Why a state of emergency in Ethiopia may not end the crisis

Source: http://www.Ayyaantu.net

Connecticut, USA?? Merkel?s meeting with Prime Minister?Hailemariam Desalegn focused on the country?s newly declared state of emergency and other issues including migration. The most recent protests started on October 2 after dozens of people died in clashes with government security forces during a holy festival celebrated by the country?s Oromo people.

?Jawar Mohammed, an influential Oromo activist based in the US, said businesses that have displaced Oromo or have links to the ruling coalition are being targeted. Getachew said protesters had since torched more than a dozen farms and destroyed five factories, adding that an unspecified number of civilians had been killed in the ensuing violence.

Lately, Ethiopia, Egypt and Sudan have signed a deal with two French consultancy firms to study the anticipated impact of a massive hydroelectric dam. The two countries have always been in a dispute over a massive hydroelectric dam that Ethiopia is building on the Nile River, with Egypt saying the project will reduce its share of the river?s flow.

Egypt?s ministry of foreign affairs restated on Monday Egypt?s total respect for Ethiopian sovereignty, and non-interference in the country?s internal affairs, following allegations of Egyptian support for anti-government demonstrations by the Oromo ethnic group.?The violence in Oromiya has put a shadow over a nation where a state-led industrial drive has created one of Africa?s fastest growing economies. The Oromo population represent 34.4 percent while the Amhara (Amara) accounts for 27 percent. Under this, healthcare and other types of social support have spread across a country where most people rely on subsistence farming that has been hit by severe drought in the past two years or more.In an apparent olive branch to the protesters, President Mulatu Teshome Wirtu told parliament on Monday Ethiopia should ?widen democratic platforms to ensure alternative views are expressed? before the next vote in 2020.However Merera Gudina, leader of the Oromo Federalist Congress, swiftly dismissed his suggestion as ?too little, too late?, saying protesters wanted new elections immediately.?Ethiopia?s government is facing the biggest challenge of its 25 years in power, with anti-government protests spreading, foreign owned companies targeted and a harsh security crackdown that has killed hundreds so far failing to quell the unrest.

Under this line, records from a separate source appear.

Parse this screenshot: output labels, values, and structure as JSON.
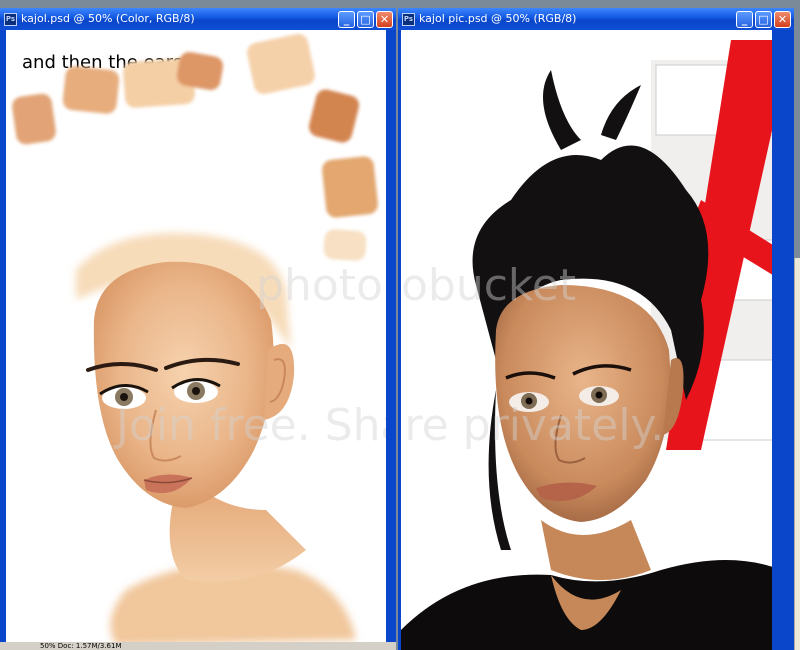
{
  "left_window": {
    "title": "kajol.psd @ 50% (Color, RGB/8)",
    "caption": "and then the ears...",
    "app_icon": "Ps",
    "status": "50%  Doc: 1.57M/3.61M",
    "swatch_colors": [
      "#f2cfa4",
      "#e9b98a",
      "#d99062",
      "#c98552",
      "#f0c99a",
      "#dca06d",
      "#e6a672",
      "#f5d7b0"
    ]
  },
  "right_window": {
    "title": "kajol pic.psd @ 50% (RGB/8)",
    "app_icon": "Ps"
  },
  "buttons": {
    "minimize": "_",
    "maximize": "□",
    "close": "✕"
  },
  "watermark": {
    "logo": "photobucket",
    "slogan": "Join free. Share privately."
  },
  "colors": {
    "titlebar": "#0a46c9",
    "canvas": "#ffffff",
    "accent_red": "#e8141c",
    "hair": "#121010",
    "skin": "#e8b48a"
  }
}
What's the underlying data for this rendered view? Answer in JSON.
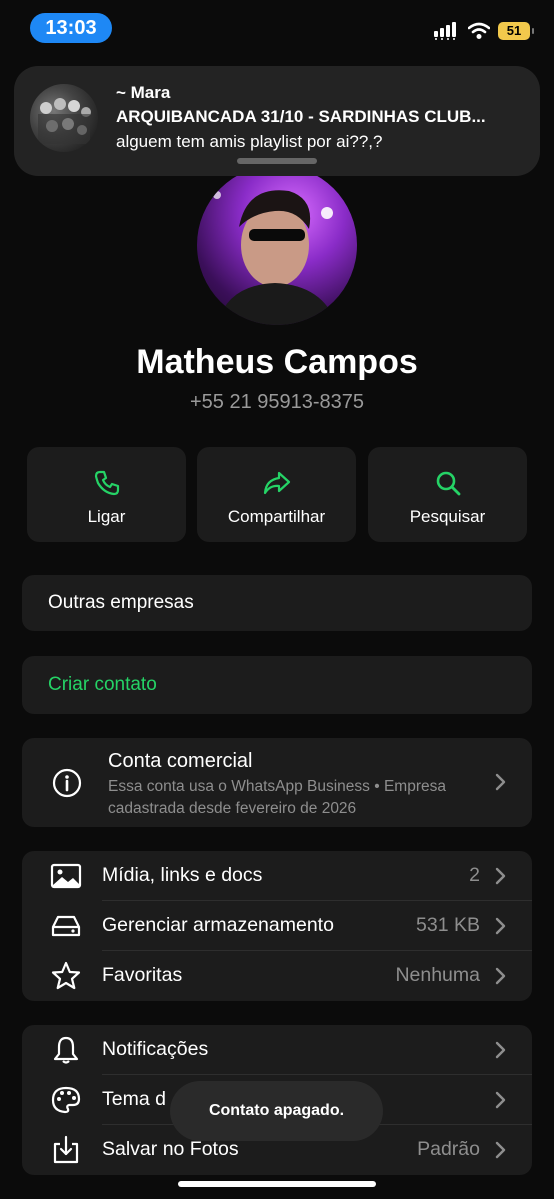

Hefny said that the video ?does not reflect the reality at all?, describing it as an attempt by third parties to sow discord between Egypt and Ethiopia, especially considering that bilateral relations have been improving in recent months, the statement read. And Ethiopia is committed to have human rights observed. U.S. President Barack Obama told his Ethiopian hosts in Addis Ababa a year ago that greater political openness would ?strengthen rather than inhibit? development. While the government later gave up the idea, the protests broadened into a demand for more rights and for the release of detained activists, opposition figures and journalists.